> [Task to carry out]:
Filter the entries below, keeping every line that has the word "true".

Web page and app entries

......

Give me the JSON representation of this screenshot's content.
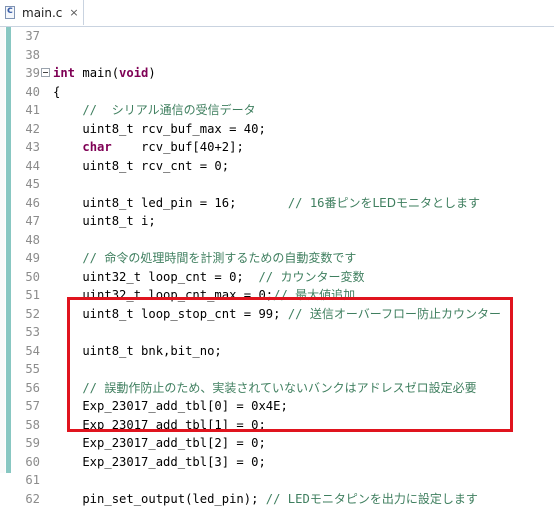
{
  "tab": {
    "title": "main.c",
    "close_glyph": "×",
    "file_icon": "c-source-file-icon",
    "file_icon_letter": "c"
  },
  "colors": {
    "keyword": "#7f0055",
    "comment": "#3f7f5f",
    "line_number": "#8c8c8c",
    "change_bar": "#88c7c2",
    "highlight_box": "#e0141e"
  },
  "lines": [
    {
      "num": "37",
      "fold": false,
      "parts": [
        {
          "t": "",
          "c": "plain"
        }
      ]
    },
    {
      "num": "38",
      "fold": false,
      "parts": [
        {
          "t": "",
          "c": "plain"
        }
      ]
    },
    {
      "num": "39",
      "fold": true,
      "parts": [
        {
          "t": "int",
          "c": "kw"
        },
        {
          "t": " main(",
          "c": "plain"
        },
        {
          "t": "void",
          "c": "kw"
        },
        {
          "t": ")",
          "c": "plain"
        }
      ]
    },
    {
      "num": "40",
      "fold": false,
      "parts": [
        {
          "t": "{",
          "c": "plain"
        }
      ]
    },
    {
      "num": "41",
      "fold": false,
      "parts": [
        {
          "t": "    //  ",
          "c": "cm"
        },
        {
          "t": "シリアル通信の受信データ",
          "c": "cmjp"
        }
      ]
    },
    {
      "num": "42",
      "fold": false,
      "parts": [
        {
          "t": "    uint8_t rcv_buf_max = 40;",
          "c": "plain"
        }
      ]
    },
    {
      "num": "43",
      "fold": false,
      "parts": [
        {
          "t": "    ",
          "c": "plain"
        },
        {
          "t": "char",
          "c": "kw"
        },
        {
          "t": "    rcv_buf[40+2];",
          "c": "plain"
        }
      ]
    },
    {
      "num": "44",
      "fold": false,
      "parts": [
        {
          "t": "    uint8_t rcv_cnt = 0;",
          "c": "plain"
        }
      ]
    },
    {
      "num": "45",
      "fold": false,
      "parts": [
        {
          "t": "",
          "c": "plain"
        }
      ]
    },
    {
      "num": "46",
      "fold": false,
      "parts": [
        {
          "t": "    uint8_t led_pin = 16;       ",
          "c": "plain"
        },
        {
          "t": "// 16",
          "c": "cm"
        },
        {
          "t": "番ピンをLEDモニタとします",
          "c": "cmjp"
        }
      ]
    },
    {
      "num": "47",
      "fold": false,
      "parts": [
        {
          "t": "    uint8_t i;",
          "c": "plain"
        }
      ]
    },
    {
      "num": "48",
      "fold": false,
      "parts": [
        {
          "t": "",
          "c": "plain"
        }
      ]
    },
    {
      "num": "49",
      "fold": false,
      "parts": [
        {
          "t": "    // ",
          "c": "cm"
        },
        {
          "t": "命令の処理時間を計測するための自動変数です",
          "c": "cmjp"
        }
      ]
    },
    {
      "num": "50",
      "fold": false,
      "parts": [
        {
          "t": "    uint32_t loop_cnt = 0;  ",
          "c": "plain"
        },
        {
          "t": "// ",
          "c": "cm"
        },
        {
          "t": "カウンター変数",
          "c": "cmjp"
        }
      ]
    },
    {
      "num": "51",
      "fold": false,
      "parts": [
        {
          "t": "    uint32_t loop_cnt_max = 0;",
          "c": "plain"
        },
        {
          "t": "// ",
          "c": "cm"
        },
        {
          "t": "最大値追加",
          "c": "cmjp"
        }
      ]
    },
    {
      "num": "52",
      "fold": false,
      "parts": [
        {
          "t": "    uint8_t loop_stop_cnt = 99; ",
          "c": "plain"
        },
        {
          "t": "// ",
          "c": "cm"
        },
        {
          "t": "送信オーバーフロー防止カウンター",
          "c": "cmjp"
        }
      ]
    },
    {
      "num": "53",
      "fold": false,
      "parts": [
        {
          "t": "",
          "c": "plain"
        }
      ]
    },
    {
      "num": "54",
      "fold": false,
      "parts": [
        {
          "t": "    uint8_t bnk,bit_no;",
          "c": "plain"
        }
      ]
    },
    {
      "num": "55",
      "fold": false,
      "parts": [
        {
          "t": "",
          "c": "plain"
        }
      ]
    },
    {
      "num": "56",
      "fold": false,
      "parts": [
        {
          "t": "    // ",
          "c": "cm"
        },
        {
          "t": "誤動作防止のため、実装されていないバンクはアドレスゼロ設定必要",
          "c": "cmjp"
        }
      ]
    },
    {
      "num": "57",
      "fold": false,
      "parts": [
        {
          "t": "    Exp_23017_add_tbl[0] = 0x4E;",
          "c": "plain"
        }
      ]
    },
    {
      "num": "58",
      "fold": false,
      "parts": [
        {
          "t": "    Exp_23017_add_tbl[1] = 0;",
          "c": "plain"
        }
      ]
    },
    {
      "num": "59",
      "fold": false,
      "parts": [
        {
          "t": "    Exp_23017_add_tbl[2] = 0;",
          "c": "plain"
        }
      ]
    },
    {
      "num": "60",
      "fold": false,
      "parts": [
        {
          "t": "    Exp_23017_add_tbl[3] = 0;",
          "c": "plain"
        }
      ]
    },
    {
      "num": "61",
      "fold": false,
      "parts": [
        {
          "t": "",
          "c": "plain"
        }
      ]
    },
    {
      "num": "62",
      "fold": false,
      "parts": [
        {
          "t": "    pin_set_output(led_pin); ",
          "c": "plain"
        },
        {
          "t": "// LED",
          "c": "cm"
        },
        {
          "t": "モニタピンを出力に設定します",
          "c": "cmjp"
        }
      ]
    }
  ]
}
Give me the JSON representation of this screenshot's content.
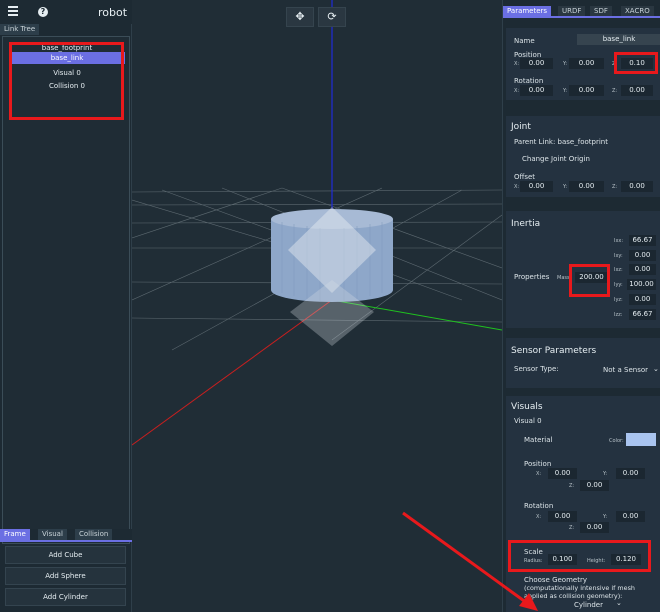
{
  "app": {
    "title": "robot"
  },
  "sidebar": {
    "tab": "Link Tree",
    "tree": [
      {
        "label": "base_footprint",
        "selected": false
      },
      {
        "label": "base_link",
        "selected": true
      },
      {
        "label": "Visual 0",
        "selected": false
      },
      {
        "label": "Collision 0",
        "selected": false
      }
    ],
    "bottom_tabs": [
      "Frame",
      "Visual",
      "Collision"
    ],
    "add_buttons": [
      "Add Cube",
      "Add Sphere",
      "Add Cylinder"
    ]
  },
  "viewport": {
    "move_icon": "move-icon",
    "rotate_icon": "refresh-icon"
  },
  "panel": {
    "tabs": [
      "Parameters",
      "URDF",
      "SDF",
      "XACRO"
    ],
    "name_label": "Name",
    "name_value": "base_link",
    "position": {
      "label": "Position",
      "x": "0.00",
      "y": "0.00",
      "z": "0.10"
    },
    "rotation": {
      "label": "Rotation",
      "x": "0.00",
      "y": "0.00",
      "z": "0.00"
    },
    "axis": {
      "x": "X:",
      "y": "Y:",
      "z": "Z:"
    },
    "joint": {
      "title": "Joint",
      "parent": "Parent Link: base_footprint",
      "change_origin": "Change Joint Origin",
      "offset_label": "Offset",
      "x": "0.00",
      "y": "0.00",
      "z": "0.00"
    },
    "inertia": {
      "title": "Inertia",
      "properties": "Properties",
      "mass_label": "Mass",
      "mass": "200.00",
      "ixx_label": "Ixx:",
      "ixx": "66.67",
      "ixy_label": "Ixy:",
      "ixy": "0.00",
      "ixz_label": "Ixz:",
      "ixz": "0.00",
      "iyy_label": "Iyy:",
      "iyy": "100.00",
      "iyz_label": "Iyz:",
      "iyz": "0.00",
      "izz_label": "Izz:",
      "izz": "66.67"
    },
    "sensor": {
      "title": "Sensor Parameters",
      "type_label": "Sensor Type:",
      "type_value": "Not a Sensor"
    },
    "visuals": {
      "title": "Visuals",
      "visual0": "Visual 0",
      "material_label": "Material",
      "color_label": "Color:",
      "color": "#a9c4ef",
      "position_label": "Position",
      "px": "0.00",
      "py": "0.00",
      "pz": "0.00",
      "rotation_label": "Rotation",
      "rx": "0.00",
      "ry": "0.00",
      "rz": "0.00",
      "scale_label": "Scale",
      "radius_label": "Radius:",
      "radius": "0.100",
      "height_label": "Height:",
      "height": "0.120",
      "geometry_label": "Choose Geometry",
      "geometry_note": "(computationally intensive if mesh applied as collision geometry):",
      "geometry_value": "Cylinder"
    }
  }
}
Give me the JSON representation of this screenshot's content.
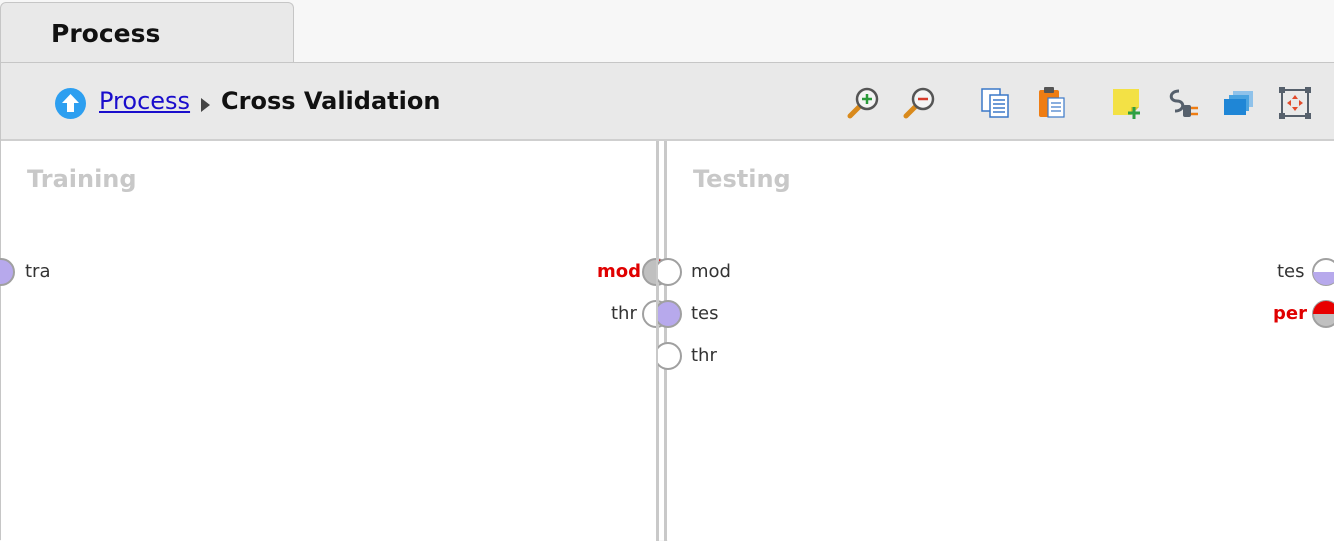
{
  "tab": {
    "label": "Process"
  },
  "breadcrumb": {
    "parent": "Process",
    "current": "Cross Validation"
  },
  "toolbar": {
    "icons": [
      "zoom-in-icon",
      "zoom-out-icon",
      "copy-icon",
      "paste-icon",
      "add-note-icon",
      "auto-wire-icon",
      "layers-icon",
      "fit-view-icon"
    ]
  },
  "training": {
    "title": "Training",
    "inputs": [
      {
        "label": "tra",
        "fill": "#b7a9ec"
      }
    ],
    "outputs": [
      {
        "label": "mod",
        "connected": true,
        "fill": "#e80000"
      },
      {
        "label": "thr",
        "connected": false
      }
    ]
  },
  "testing": {
    "title": "Testing",
    "inputs": [
      {
        "label": "mod",
        "connected": false
      },
      {
        "label": "tes",
        "fill": "#b7a9ec"
      },
      {
        "label": "thr",
        "connected": false
      }
    ],
    "outputs": [
      {
        "label": "tes",
        "fill": "#b7a9ec"
      },
      {
        "label": "per",
        "connected": true,
        "fill": "#e80000"
      }
    ]
  },
  "colors": {
    "link": "#1a0dcc",
    "required": "#e00000",
    "exampleset": "#b7a9ec",
    "title_muted": "#c8c8c8"
  }
}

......

> [Result for this exercise]:
      "fold": true,
        "selected": true
        "connected": true,
        "connected": true,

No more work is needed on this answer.